Criticism of ChristensenChristensen’s theory has been used over the time to explain every kind of disruptive innovation. Since then, many authors have been opposed to this theory, creating controversy around it. Skeptics argue that disruptive innovations are less common than Christensen states. The most well-known authors criticizing Christensen’s theory are Andrew A. King and Baljir Baatartogtokh who wrote an article about Christensen’s theory in 2015 for MIT Sloan Management Review.

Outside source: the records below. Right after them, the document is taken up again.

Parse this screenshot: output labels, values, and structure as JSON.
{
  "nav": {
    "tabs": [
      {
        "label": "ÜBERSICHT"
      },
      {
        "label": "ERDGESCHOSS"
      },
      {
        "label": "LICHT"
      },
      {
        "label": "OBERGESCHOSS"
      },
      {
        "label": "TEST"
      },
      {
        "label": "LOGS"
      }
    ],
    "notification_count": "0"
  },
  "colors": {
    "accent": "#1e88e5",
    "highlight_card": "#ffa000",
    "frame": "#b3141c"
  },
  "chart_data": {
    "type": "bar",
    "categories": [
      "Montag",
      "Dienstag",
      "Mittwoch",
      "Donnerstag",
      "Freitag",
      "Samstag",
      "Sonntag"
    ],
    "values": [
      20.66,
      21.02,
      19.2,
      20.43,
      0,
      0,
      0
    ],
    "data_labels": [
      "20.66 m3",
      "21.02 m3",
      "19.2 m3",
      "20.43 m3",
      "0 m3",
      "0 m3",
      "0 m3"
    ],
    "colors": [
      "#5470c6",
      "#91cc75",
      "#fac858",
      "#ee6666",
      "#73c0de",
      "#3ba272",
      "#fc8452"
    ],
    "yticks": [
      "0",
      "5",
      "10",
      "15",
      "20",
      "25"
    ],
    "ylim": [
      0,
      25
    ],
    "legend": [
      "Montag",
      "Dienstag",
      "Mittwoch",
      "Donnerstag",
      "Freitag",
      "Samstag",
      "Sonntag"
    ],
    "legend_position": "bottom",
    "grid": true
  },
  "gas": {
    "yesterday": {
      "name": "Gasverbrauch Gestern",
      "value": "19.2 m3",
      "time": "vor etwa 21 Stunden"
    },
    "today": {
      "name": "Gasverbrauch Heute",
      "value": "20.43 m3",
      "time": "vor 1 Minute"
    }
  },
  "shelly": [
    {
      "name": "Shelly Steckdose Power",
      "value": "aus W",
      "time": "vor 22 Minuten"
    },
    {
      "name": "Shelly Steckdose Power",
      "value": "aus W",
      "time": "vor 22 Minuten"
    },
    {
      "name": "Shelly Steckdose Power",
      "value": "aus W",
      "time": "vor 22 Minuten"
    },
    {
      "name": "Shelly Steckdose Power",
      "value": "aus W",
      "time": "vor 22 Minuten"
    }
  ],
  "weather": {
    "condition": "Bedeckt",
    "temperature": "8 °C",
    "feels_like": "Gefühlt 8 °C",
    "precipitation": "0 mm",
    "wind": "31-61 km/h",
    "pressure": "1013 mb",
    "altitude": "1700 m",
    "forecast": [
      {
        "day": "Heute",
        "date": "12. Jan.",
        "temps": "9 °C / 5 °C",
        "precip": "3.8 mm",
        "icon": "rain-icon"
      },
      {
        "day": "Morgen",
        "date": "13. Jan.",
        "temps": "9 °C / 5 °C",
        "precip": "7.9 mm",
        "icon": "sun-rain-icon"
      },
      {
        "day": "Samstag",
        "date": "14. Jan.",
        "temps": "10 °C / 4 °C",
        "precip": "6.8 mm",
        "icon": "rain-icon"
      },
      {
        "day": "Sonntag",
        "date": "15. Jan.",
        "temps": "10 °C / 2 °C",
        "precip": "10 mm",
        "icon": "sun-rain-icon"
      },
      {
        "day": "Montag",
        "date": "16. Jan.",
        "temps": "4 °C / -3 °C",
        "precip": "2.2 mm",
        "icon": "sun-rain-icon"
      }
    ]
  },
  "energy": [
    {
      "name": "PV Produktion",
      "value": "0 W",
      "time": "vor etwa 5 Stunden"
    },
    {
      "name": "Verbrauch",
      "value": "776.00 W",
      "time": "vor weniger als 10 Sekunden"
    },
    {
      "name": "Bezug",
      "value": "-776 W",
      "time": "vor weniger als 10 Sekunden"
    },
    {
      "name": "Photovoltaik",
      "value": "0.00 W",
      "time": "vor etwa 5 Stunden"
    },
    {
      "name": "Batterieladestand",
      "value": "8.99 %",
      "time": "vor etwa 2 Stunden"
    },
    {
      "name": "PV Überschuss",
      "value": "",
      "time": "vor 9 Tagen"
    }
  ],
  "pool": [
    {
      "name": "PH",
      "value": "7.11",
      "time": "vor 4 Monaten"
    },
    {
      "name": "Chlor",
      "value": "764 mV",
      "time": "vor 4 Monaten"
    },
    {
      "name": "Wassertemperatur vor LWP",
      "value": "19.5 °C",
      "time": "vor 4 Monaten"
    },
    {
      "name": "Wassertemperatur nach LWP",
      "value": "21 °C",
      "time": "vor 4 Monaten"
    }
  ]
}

In the article, they state that the theory has been widely accepted and its predictive power has never been questioned and it has been poorly tested in the academic literature. The examples Christensen took for developing his model lack quantitative testing, and the tests that have been published do not provide any evidence that validates the theory. Furthermore, as Christensen himself had stated, for them the theory has been used in settings that do not correspond anymore with the principal idea or application of the theory. They decided to test each of the 77 case-examples that Christensen used for developing and testing his theory in “The Innovator’s Dilemma”. The findings resemble that most of the cases used by Christensen did not met the four key conditions he described as the main elements of the theory, either following the predictions. Those four elements corresponded with the fact that incumbents in the market improve along a trajectory of sustaining innovation, they overshoot customer’s needs, they are able to react to disruption, and incumbents end up struggling due to the disruption.They found that not all the case-examples considered for the theory included sustaining technological innovation before the inclusion of the potential disruptive innovation. At the same time, not all incumbents mentioned in the study exceeded customer needs or were capable of responding to disruptors, and around one-third of the incumbents were not displaced by the new technology.
In overall, they stated that not all the cases represented as examples in the theory, do not correspond closely to it. Only seven cases meet the criteria proposed by Christensen. On their point of view, the problems arising by the inclusion of a disruptive technology should be solved and evaluated from not a single perspective, but a number of them. In this regard, they recommend the use of the more accurate parts of the theory of disruptive innovation in combination to other classical approaches.
The whole theory should be used just when certain conditions are met, as the theory reflects failure examples, not what the most and more diverse business might do. They propose a way for managers to react an emerging potential competitors, based on the evaluation of the industry state, as it might not continue to be attractive to fight competitors or new entries if the industry becomes unattractive; then next step would be to analyse whether the current capabilities possessed by the company can be used if there is an expansion to another market. The final stage would consist in collaborating with new entrants in the market as many pharmaceutical companies do when they face competition or disruption from a biotech company. As an end point of their critic, they state that managers can follow theories in order to get answers on what to do when disruptors comes into the market, but they should not replace the critical thinking and the careful evaluation of each particular case situation in terms of competitive advantage and competition (King A. & Baatartogtokh B, 2015). In the same year, Jill Lepore accused Christensen of choosing studies that allowed him to match his prejudices and ignoring evidence contradicting the theory; “Disruption is a theory of change founded on panic, anxiety, and shaky evidence”. She states that since Christensen released his theory, “everyone has been disrupting or being disrupted”.
According to Lepore, theories referring to changes are meant to be an account of historical events and a model for the future, and in the case of Christensen’s theory about disruptive innovations, the analysis of past events or historical data has not been met, so the predictions made through the model are not strong enough to consider it as a theory per se or being able to predict future events. For her, disruptive innovation is just a theory explaining why business fail, not a theory about change. (The disruption machine.
what the gospel of innovation gets wrong. Lepore 2015) Christensen has stated that they use of his theory and words have become random and it is being used for justifying and explaining anything considered disruptive innovation, which is a mistake (MaryAnne M. Gobbe, Research-technology management, 2015).